Top of DATASET EXCERPTS

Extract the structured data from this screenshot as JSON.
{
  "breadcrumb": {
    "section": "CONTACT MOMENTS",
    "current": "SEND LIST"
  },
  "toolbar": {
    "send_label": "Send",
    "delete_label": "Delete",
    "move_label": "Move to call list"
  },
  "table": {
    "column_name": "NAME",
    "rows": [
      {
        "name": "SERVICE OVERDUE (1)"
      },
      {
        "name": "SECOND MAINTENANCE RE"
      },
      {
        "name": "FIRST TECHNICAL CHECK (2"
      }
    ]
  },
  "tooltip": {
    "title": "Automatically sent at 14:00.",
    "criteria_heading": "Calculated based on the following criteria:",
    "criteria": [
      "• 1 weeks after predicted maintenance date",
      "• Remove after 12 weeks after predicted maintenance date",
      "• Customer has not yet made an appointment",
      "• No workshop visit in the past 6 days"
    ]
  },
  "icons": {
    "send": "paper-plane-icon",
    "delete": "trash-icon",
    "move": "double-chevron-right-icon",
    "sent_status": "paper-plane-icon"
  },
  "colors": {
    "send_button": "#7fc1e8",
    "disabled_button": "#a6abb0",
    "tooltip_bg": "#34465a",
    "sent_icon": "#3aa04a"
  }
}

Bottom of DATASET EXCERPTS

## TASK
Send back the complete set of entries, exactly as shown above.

## ANSWER TO THE EXERCISE
Extract the structured data from this screenshot as JSON.
{
  "breadcrumb": {
    "section": "CONTACT MOMENTS",
    "current": "SEND LIST"
  },
  "toolbar": {
    "send_label": "Send",
    "delete_label": "Delete",
    "move_label": "Move to call list"
  },
  "table": {
    "column_name": "NAME",
    "rows": [
      {
        "name": "SERVICE OVERDUE (1)"
      },
      {
        "name": "SECOND MAINTENANCE RE"
      },
      {
        "name": "FIRST TECHNICAL CHECK (2"
      }
    ]
  },
  "tooltip": {
    "title": "Automatically sent at 14:00.",
    "criteria_heading": "Calculated based on the following criteria:",
    "criteria": [
      "• 1 weeks after predicted maintenance date",
      "• Remove after 12 weeks after predicted maintenance date",
      "• Customer has not yet made an appointment",
      "• No workshop visit in the past 6 days"
    ]
  },
  "icons": {
    "send": "paper-plane-icon",
    "delete": "trash-icon",
    "move": "double-chevron-right-icon",
    "sent_status": "paper-plane-icon"
  },
  "colors": {
    "send_button": "#7fc1e8",
    "disabled_button": "#a6abb0",
    "tooltip_bg": "#34465a",
    "sent_icon": "#3aa04a"
  }
}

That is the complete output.